*Directions for this task*
Copy, from the data below, every line that has "Limit" in it.

━━━━━━━━

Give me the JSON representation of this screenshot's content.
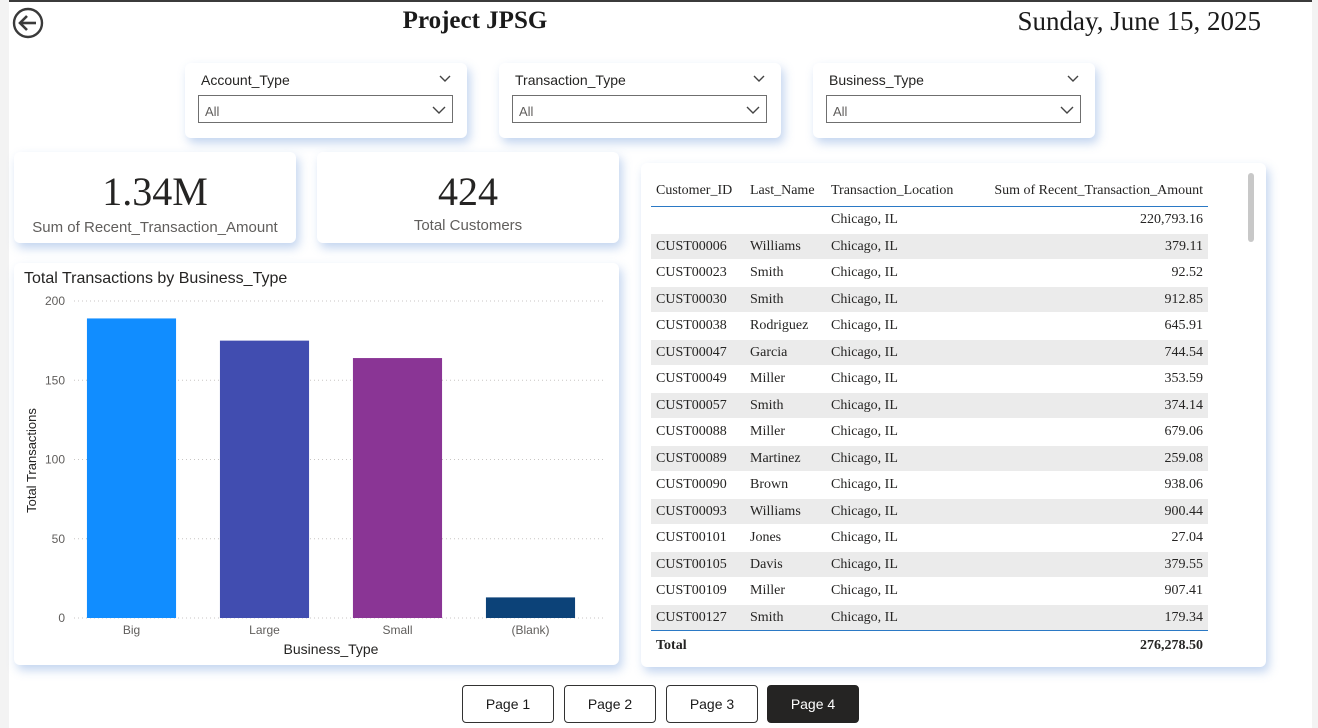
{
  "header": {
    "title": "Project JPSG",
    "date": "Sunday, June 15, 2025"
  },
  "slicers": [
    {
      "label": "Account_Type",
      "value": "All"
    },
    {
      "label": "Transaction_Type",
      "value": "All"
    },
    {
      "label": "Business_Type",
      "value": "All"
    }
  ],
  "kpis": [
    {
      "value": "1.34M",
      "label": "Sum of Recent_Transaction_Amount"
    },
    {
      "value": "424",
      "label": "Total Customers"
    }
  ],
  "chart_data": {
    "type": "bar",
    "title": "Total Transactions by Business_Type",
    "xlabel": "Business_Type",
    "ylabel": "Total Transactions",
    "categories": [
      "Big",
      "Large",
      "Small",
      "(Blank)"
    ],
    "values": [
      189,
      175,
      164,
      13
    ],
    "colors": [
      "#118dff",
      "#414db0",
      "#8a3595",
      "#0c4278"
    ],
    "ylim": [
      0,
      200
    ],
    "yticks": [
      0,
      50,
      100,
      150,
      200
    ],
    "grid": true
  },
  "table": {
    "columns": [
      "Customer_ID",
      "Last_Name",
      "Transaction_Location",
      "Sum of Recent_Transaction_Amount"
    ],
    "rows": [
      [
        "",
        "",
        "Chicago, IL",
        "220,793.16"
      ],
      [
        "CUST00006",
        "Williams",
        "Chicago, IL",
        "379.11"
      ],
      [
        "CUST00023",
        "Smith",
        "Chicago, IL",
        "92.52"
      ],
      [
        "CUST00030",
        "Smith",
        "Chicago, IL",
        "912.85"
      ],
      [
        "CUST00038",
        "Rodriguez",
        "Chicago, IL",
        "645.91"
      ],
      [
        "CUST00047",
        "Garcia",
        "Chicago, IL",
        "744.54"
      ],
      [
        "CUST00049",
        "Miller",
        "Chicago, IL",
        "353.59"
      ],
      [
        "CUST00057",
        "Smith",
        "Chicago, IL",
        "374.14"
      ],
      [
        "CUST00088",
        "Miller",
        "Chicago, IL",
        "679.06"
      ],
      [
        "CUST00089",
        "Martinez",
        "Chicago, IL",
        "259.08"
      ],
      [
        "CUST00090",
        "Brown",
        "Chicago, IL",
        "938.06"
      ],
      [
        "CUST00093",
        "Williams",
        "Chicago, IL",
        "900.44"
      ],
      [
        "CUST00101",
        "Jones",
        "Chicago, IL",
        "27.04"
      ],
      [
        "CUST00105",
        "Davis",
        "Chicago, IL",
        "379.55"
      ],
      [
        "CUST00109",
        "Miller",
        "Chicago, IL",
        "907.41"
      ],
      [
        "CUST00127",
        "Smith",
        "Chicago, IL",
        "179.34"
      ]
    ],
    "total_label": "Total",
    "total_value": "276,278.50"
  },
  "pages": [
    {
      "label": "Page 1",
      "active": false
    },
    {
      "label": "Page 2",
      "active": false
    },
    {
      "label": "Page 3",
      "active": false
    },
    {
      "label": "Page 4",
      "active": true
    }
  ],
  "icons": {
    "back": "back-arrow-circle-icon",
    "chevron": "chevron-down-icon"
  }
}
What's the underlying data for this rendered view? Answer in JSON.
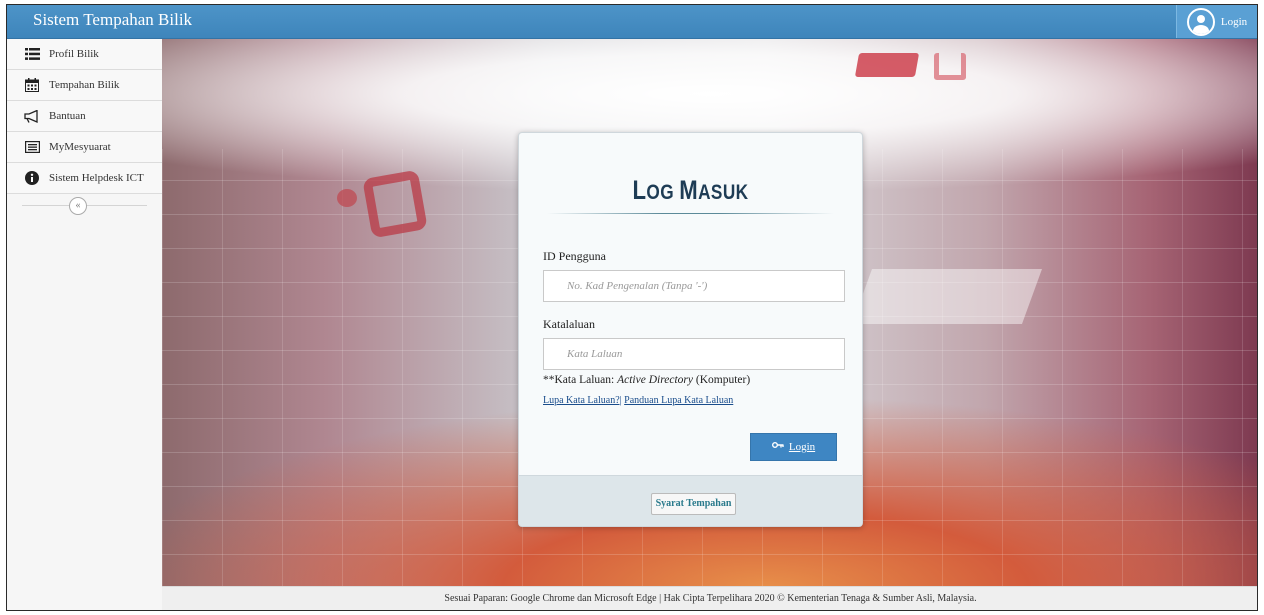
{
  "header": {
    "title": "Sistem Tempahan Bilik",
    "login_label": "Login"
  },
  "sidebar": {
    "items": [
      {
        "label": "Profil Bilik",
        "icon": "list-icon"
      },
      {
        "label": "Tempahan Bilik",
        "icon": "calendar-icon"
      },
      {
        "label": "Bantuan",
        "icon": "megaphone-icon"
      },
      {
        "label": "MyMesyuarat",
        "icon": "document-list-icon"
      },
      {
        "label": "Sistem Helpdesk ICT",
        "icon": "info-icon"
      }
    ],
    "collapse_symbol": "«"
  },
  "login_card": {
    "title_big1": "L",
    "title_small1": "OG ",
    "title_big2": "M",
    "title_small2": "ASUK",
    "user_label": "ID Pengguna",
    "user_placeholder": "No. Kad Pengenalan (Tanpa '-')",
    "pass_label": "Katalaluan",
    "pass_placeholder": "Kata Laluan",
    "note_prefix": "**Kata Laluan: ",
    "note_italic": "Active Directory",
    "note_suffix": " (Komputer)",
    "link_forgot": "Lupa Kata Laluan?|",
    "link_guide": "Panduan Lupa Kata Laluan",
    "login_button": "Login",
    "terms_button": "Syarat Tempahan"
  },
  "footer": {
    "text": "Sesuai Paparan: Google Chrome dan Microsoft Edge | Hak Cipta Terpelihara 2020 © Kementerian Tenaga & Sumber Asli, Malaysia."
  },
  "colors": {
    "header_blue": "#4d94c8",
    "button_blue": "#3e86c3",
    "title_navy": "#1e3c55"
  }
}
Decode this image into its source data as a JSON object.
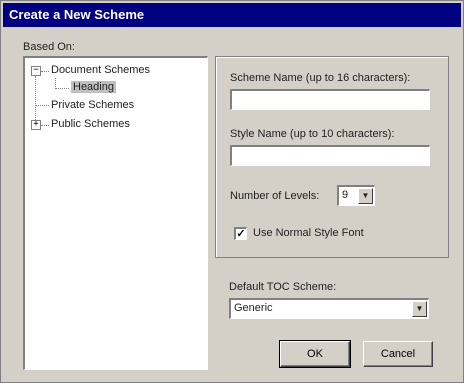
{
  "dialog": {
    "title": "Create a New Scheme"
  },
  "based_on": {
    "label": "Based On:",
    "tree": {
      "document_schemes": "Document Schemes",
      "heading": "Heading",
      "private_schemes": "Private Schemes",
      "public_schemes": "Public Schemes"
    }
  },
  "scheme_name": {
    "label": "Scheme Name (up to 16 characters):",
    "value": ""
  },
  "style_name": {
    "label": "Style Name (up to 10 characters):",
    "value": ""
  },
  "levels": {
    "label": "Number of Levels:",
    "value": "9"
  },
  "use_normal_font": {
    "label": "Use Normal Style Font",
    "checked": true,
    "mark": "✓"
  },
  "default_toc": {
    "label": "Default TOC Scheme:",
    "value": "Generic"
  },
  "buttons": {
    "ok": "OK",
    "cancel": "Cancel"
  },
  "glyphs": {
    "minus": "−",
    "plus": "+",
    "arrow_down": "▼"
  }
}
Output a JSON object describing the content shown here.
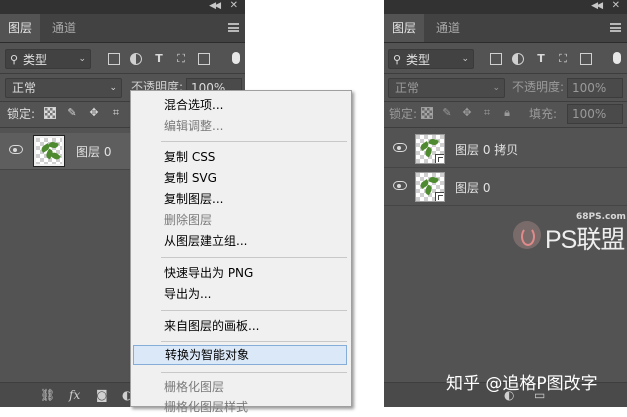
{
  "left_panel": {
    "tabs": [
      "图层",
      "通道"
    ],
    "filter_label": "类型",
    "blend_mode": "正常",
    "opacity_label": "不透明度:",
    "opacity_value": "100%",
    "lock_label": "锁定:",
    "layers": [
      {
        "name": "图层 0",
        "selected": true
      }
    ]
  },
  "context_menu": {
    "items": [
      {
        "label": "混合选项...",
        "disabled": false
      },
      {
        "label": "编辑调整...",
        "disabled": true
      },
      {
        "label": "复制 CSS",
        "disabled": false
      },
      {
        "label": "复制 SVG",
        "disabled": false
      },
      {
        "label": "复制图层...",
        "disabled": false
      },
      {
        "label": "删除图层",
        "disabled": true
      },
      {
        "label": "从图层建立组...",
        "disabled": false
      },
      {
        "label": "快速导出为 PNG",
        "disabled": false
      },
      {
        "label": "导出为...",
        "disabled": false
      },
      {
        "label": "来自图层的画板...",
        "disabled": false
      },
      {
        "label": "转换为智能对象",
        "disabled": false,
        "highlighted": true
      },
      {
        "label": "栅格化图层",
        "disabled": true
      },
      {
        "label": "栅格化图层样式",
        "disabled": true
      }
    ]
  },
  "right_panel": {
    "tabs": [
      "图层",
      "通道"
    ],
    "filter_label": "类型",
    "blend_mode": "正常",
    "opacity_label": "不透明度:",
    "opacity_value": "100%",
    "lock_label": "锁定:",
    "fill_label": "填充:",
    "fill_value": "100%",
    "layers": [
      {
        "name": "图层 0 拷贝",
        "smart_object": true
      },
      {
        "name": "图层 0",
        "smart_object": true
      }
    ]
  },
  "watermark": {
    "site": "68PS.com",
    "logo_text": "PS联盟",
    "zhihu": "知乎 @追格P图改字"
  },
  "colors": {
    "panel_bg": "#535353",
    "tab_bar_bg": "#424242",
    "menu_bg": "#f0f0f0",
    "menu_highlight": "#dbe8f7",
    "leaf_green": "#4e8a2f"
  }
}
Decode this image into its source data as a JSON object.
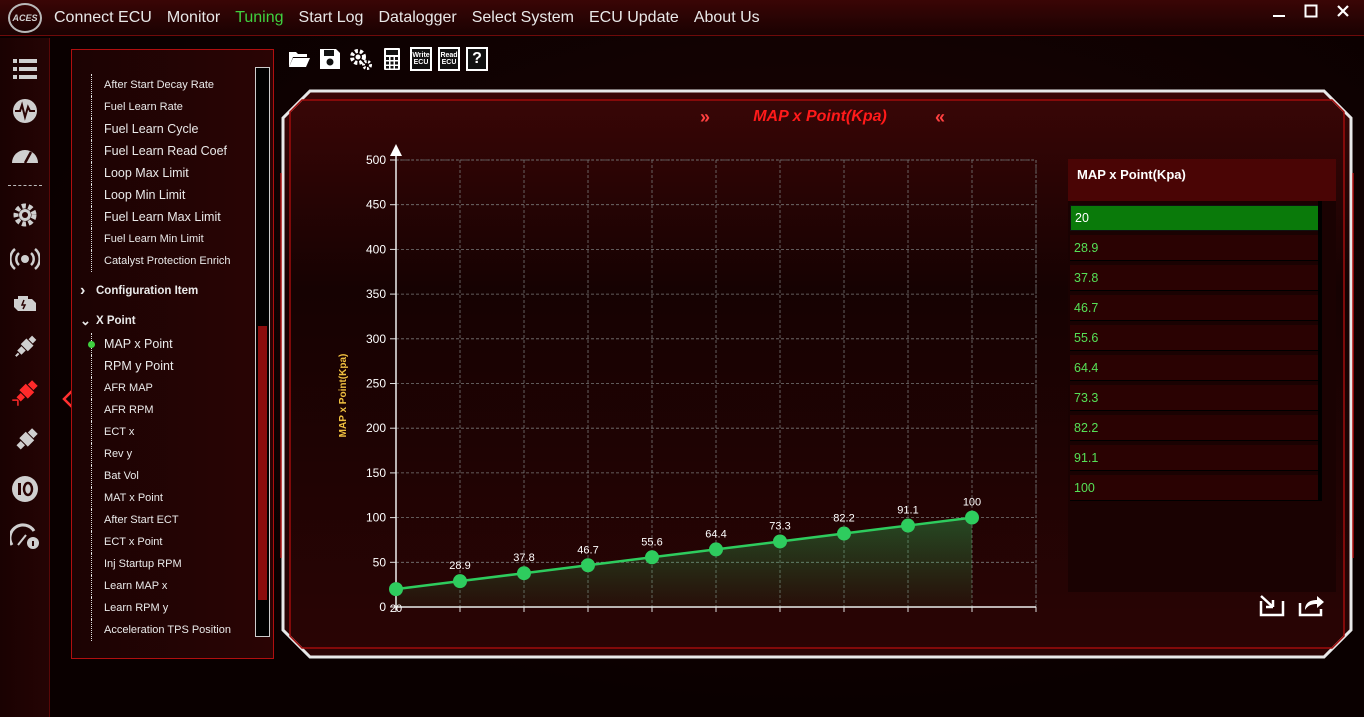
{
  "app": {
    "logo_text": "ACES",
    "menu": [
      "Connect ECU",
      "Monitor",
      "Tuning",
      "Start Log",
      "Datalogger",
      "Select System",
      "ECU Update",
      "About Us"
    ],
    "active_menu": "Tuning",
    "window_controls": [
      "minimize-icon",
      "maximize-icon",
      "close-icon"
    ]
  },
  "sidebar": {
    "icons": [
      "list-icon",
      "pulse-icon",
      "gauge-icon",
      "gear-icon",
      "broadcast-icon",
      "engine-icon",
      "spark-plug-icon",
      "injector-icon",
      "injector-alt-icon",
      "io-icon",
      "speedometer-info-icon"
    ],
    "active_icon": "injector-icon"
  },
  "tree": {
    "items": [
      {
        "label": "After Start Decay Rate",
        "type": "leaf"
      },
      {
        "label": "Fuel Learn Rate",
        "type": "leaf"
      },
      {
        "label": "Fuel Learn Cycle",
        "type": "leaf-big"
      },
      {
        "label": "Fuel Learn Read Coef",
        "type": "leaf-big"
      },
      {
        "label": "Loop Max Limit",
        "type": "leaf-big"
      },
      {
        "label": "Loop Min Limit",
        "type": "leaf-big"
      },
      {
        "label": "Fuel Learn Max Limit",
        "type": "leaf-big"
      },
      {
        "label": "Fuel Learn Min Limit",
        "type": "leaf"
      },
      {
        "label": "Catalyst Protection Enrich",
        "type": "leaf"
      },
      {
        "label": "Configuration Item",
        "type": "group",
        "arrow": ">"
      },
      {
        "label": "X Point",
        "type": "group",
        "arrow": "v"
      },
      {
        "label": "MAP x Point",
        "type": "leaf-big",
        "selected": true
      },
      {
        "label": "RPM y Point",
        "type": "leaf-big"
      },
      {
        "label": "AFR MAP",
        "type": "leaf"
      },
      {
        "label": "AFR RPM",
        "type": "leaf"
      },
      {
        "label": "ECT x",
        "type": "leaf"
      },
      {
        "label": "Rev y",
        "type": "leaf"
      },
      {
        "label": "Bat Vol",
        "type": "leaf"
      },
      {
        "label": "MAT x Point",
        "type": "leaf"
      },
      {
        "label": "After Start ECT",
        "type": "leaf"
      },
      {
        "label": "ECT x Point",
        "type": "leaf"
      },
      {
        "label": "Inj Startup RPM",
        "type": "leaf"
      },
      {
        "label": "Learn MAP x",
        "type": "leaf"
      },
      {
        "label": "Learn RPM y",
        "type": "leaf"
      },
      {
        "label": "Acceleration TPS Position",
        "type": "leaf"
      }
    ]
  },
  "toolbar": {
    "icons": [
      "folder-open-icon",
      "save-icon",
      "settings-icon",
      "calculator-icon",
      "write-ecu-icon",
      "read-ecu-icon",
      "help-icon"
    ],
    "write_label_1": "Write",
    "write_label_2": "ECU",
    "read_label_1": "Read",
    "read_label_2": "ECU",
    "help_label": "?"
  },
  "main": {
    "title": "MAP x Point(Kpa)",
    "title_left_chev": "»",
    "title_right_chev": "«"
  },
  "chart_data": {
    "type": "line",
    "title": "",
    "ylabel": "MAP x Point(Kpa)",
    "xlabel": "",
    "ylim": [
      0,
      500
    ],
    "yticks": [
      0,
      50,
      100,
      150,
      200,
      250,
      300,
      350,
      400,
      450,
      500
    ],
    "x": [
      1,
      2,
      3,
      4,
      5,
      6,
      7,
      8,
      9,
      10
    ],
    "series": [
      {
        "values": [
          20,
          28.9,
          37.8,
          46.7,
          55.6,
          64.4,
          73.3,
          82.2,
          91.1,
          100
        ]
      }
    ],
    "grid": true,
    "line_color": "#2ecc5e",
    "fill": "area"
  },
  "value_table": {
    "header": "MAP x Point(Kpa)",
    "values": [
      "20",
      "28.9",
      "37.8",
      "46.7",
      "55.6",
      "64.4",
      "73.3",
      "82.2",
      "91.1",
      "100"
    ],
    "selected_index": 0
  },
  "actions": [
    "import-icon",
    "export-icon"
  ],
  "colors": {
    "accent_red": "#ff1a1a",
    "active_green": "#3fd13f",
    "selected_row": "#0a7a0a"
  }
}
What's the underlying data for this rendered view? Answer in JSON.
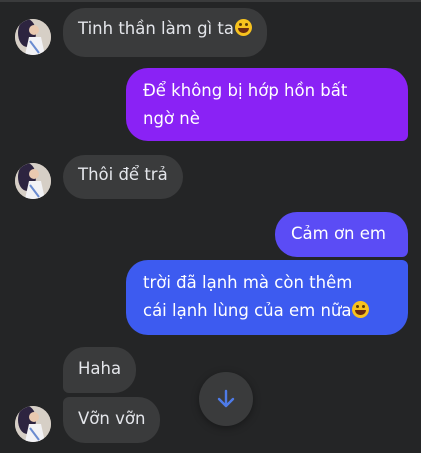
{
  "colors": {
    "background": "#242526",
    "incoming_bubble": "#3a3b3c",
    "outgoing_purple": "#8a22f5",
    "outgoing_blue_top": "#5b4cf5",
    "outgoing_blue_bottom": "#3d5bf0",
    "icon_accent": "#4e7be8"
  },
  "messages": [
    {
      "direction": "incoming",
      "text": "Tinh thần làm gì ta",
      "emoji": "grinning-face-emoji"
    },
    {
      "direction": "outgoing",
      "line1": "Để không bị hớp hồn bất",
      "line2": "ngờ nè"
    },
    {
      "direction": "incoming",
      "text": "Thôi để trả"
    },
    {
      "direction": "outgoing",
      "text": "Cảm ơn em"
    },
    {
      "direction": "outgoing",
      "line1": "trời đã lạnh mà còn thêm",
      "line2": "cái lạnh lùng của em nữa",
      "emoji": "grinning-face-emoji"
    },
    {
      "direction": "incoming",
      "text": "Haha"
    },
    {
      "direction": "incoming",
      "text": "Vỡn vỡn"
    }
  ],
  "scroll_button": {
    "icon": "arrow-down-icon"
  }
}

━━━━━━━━

*Response*
        "label": "Loop Max Limit",
        "label": "Loop Min Limit",
        "label": "Fuel Learn Max Limit",
        "label": "Fuel Learn Min Limit",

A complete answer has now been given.